ANS People Winter 2014
ANS People news Winter 2014
Courtney Daigle, Ph.D., research technician with assistant professor Janice Siegford, received the Young Scholar Award from the Midwest Section of the American Society of Animal Science (MWASAS). She has been invited to present at the MWASAS annual meeting in March.
David Hawkins, a retired professor in the Department of Animal Science, was inducted into the Saddle and Sirloin Portrait Gallery during a banquet attended by agricultural leaders from across America earlier this month.
The Saddle and Sirloin Portrait Gallery is the livestock industry’s Hall of Fame. Being inducted into the Portrait Gallery is the highest honor earned in the livestock industry. For more than a century, inductees have been chosen on the basis of their service to agriculture and their subsequent impact on the livestock industry. (read more)
Animal Science systems analyst Tim Yearling was named the CANR Staffer of the Month by the CANR Staff Advisory Committee. He was nominated by Kris Hynes.
He joined CANR last October and has been assisting many departments in maximizing the utilization of EBS and developing financial reports. His patient, kind and supportive approach to teaching anyone how to use the new capabilities is greatly appreciated, and he has helped directors and chairpersons feel that they have the information they need to make critical financial decisions.
Congratulations to Karen L. Waite, Ph.D. She successfully defended her dissertation in August. Waite is a specialist in the Department of Animal Science.
Barbara Sweeney, office assistant III in the Department of Animal Science, received the 2013 Gliozzo Clerical Technical Recognition Award. The award is presented annually to a clerical technical support staff member selected from nominations received by the CT Recognition Award Selection Committee. The award is sponsored by the Thomas and Concettina Gliozzo Endowment Fund to recognize outstanding clerical-technical employees. (Read more)
Janice Siegford, assistant professor, had two articles published. One, titled “Multidisciplinary approaches and assessment techniques to better understand and enhance zoo animal welfare,” appeared in the Journal of Applied Animal Welfare Science.

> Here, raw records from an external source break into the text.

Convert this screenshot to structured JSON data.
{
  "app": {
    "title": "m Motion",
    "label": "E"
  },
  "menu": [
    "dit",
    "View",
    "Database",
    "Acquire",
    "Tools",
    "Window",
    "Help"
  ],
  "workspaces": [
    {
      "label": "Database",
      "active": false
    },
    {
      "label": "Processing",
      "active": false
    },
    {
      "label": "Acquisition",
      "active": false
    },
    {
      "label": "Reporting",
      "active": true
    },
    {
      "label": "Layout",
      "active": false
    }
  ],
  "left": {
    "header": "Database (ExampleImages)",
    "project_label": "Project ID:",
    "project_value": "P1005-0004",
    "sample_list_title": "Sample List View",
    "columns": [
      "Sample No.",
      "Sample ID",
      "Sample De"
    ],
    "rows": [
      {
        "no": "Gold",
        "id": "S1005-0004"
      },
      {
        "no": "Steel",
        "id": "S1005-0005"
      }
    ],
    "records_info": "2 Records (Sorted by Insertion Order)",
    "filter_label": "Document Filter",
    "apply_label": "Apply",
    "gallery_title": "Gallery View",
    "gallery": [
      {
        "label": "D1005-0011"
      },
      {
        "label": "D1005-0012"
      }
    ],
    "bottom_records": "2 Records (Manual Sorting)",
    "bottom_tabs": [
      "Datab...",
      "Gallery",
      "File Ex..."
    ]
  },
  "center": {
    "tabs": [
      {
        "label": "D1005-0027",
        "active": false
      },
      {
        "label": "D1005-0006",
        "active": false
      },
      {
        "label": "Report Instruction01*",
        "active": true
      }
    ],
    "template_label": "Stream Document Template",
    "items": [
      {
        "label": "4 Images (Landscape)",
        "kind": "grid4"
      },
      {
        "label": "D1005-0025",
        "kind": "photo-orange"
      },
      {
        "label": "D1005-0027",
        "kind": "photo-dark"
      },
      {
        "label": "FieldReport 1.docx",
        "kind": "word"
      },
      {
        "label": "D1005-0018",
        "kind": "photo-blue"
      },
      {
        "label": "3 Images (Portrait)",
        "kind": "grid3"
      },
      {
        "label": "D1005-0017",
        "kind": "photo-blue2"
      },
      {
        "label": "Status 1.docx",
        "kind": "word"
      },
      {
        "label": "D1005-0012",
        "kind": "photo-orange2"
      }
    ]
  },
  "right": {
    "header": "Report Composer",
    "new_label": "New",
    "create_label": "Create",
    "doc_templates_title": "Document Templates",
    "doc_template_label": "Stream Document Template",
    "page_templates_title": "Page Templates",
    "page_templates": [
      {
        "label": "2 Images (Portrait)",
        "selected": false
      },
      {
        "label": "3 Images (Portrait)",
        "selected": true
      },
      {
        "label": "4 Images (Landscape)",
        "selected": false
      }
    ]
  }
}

The other, “Validating the accuracy of activity and rumination monitor data from dairy cows housed in a pasture-based automatic milking system,” was published in the Journal of Dairy Science.
For the complete articles, contact Dr. Siegford at email@example.com.